* _ASSIGNMENT_: Copy out each line below that has the word "JSON" in it.

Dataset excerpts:
□ □ □

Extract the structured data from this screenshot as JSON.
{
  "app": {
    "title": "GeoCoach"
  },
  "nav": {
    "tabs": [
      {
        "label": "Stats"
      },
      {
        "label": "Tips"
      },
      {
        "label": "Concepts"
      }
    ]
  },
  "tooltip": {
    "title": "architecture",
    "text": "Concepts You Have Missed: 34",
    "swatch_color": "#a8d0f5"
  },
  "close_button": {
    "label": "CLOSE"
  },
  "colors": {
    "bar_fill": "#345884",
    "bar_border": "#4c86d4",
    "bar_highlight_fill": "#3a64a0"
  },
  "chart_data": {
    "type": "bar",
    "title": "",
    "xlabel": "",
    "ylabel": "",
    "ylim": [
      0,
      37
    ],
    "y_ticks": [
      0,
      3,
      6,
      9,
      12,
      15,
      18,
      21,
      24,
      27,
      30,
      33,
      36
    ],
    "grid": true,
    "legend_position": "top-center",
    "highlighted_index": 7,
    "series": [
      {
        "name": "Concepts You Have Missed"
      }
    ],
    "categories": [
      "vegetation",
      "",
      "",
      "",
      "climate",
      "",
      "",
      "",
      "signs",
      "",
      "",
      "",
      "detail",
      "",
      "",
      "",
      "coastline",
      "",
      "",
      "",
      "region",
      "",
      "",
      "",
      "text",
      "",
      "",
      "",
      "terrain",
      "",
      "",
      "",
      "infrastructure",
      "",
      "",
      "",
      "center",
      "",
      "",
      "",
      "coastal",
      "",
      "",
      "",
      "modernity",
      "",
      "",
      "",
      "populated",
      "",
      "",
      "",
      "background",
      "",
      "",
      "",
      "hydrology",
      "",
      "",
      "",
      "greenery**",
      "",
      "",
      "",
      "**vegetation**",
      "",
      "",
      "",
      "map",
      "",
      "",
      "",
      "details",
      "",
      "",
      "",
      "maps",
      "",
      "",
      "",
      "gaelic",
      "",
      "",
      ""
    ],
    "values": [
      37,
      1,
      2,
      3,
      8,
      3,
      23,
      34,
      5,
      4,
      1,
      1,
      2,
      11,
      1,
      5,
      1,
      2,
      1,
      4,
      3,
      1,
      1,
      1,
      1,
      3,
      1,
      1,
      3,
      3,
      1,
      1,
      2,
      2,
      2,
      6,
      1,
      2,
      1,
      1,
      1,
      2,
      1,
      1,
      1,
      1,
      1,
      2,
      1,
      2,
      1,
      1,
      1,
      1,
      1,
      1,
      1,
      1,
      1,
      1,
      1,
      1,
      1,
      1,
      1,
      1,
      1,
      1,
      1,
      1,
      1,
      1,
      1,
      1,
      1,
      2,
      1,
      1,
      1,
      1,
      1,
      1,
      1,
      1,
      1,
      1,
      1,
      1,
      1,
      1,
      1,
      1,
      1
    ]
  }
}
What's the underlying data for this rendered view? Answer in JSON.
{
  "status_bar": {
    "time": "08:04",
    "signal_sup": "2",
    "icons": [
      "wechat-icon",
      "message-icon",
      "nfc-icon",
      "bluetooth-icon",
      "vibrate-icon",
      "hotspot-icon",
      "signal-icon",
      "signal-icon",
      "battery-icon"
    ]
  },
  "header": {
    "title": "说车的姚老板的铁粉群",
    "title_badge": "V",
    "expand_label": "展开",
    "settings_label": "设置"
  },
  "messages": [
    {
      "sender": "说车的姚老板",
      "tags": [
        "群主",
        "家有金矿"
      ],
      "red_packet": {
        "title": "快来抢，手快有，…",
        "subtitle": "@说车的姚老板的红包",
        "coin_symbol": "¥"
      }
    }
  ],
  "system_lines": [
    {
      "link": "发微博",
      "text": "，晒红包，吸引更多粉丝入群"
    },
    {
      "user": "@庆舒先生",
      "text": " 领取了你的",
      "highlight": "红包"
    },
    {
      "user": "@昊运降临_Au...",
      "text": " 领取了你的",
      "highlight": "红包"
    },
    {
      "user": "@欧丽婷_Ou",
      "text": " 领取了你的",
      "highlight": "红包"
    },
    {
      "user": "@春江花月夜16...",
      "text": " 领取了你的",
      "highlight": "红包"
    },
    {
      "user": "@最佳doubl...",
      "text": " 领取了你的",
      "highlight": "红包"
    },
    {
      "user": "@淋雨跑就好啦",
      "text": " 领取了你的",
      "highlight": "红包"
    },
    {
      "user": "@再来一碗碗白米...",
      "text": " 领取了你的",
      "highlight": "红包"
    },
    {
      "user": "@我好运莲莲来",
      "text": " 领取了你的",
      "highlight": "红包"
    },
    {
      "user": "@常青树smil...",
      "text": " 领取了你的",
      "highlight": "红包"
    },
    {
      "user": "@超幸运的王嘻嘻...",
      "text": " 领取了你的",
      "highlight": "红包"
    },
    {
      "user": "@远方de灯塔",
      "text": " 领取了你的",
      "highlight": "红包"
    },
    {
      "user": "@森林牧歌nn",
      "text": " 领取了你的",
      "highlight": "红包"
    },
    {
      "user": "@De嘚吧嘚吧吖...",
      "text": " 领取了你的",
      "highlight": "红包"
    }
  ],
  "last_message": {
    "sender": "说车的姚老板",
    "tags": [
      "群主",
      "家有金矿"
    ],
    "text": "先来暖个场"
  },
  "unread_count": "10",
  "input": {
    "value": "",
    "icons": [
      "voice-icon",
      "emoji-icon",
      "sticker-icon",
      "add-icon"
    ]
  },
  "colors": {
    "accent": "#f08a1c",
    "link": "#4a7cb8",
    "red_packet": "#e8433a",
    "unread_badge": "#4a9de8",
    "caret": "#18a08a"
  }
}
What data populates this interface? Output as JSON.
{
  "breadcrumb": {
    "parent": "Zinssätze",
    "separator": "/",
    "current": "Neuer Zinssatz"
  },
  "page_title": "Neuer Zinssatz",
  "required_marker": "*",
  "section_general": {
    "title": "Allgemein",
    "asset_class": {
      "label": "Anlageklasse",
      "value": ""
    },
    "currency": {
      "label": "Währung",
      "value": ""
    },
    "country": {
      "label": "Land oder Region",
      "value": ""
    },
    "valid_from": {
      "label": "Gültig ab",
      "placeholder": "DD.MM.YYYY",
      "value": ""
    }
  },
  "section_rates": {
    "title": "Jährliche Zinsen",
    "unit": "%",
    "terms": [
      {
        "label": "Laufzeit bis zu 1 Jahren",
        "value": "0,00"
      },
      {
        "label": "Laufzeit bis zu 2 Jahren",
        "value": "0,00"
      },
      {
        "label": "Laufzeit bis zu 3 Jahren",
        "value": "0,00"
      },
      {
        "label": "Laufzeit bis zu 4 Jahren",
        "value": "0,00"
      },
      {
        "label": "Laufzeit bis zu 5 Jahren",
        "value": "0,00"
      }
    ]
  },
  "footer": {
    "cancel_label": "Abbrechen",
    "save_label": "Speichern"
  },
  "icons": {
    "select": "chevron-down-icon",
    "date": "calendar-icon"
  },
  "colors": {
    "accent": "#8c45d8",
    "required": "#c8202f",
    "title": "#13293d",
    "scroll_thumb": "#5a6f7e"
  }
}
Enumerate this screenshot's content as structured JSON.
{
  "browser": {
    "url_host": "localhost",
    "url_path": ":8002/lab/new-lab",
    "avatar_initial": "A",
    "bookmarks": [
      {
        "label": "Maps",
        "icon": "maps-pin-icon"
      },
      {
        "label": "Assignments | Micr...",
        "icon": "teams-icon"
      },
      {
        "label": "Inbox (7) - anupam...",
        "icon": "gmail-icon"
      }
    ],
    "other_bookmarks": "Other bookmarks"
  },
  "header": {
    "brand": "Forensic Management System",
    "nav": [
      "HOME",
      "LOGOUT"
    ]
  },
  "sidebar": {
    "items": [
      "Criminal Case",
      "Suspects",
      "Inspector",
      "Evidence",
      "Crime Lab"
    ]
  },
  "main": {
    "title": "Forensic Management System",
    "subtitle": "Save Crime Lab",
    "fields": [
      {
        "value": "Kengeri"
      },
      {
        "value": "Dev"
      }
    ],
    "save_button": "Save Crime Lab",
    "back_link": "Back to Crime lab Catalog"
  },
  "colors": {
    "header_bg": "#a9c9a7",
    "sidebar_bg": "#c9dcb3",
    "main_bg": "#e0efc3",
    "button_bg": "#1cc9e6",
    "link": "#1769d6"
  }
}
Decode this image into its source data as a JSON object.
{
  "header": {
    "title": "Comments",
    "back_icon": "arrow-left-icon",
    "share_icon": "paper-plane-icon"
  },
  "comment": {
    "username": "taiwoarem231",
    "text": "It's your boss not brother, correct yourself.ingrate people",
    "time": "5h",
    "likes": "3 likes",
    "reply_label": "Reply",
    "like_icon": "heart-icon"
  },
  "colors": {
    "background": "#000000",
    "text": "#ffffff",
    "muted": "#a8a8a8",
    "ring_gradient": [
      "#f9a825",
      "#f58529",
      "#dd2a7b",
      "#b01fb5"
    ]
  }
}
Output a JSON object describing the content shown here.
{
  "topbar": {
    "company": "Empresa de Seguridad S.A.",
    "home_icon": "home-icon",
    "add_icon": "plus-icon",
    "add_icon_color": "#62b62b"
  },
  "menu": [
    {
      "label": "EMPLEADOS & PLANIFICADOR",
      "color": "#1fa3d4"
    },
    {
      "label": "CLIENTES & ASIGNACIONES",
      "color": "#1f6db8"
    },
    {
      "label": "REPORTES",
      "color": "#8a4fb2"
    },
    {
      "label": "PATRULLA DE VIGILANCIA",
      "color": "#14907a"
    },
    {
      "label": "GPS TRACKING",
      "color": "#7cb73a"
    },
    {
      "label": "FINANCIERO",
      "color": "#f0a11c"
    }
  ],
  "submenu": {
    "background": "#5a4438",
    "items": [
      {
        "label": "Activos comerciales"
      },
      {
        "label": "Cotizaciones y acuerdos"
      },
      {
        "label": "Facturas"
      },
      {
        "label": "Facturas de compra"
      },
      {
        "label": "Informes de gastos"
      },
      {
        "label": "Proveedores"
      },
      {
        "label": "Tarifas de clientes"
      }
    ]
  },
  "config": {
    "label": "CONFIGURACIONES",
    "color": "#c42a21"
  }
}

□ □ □

* _EXERCISE SOLUTION_:
Extract the structured data from this screenshot as JSON.
What's the underlying data for this rendered view? Answer in JSON.
What data populates this interface? Output as JSON.
Enumerate this screenshot's content as structured JSON.
Decode this image into its source data as a JSON object.
Output a JSON object describing the content shown here.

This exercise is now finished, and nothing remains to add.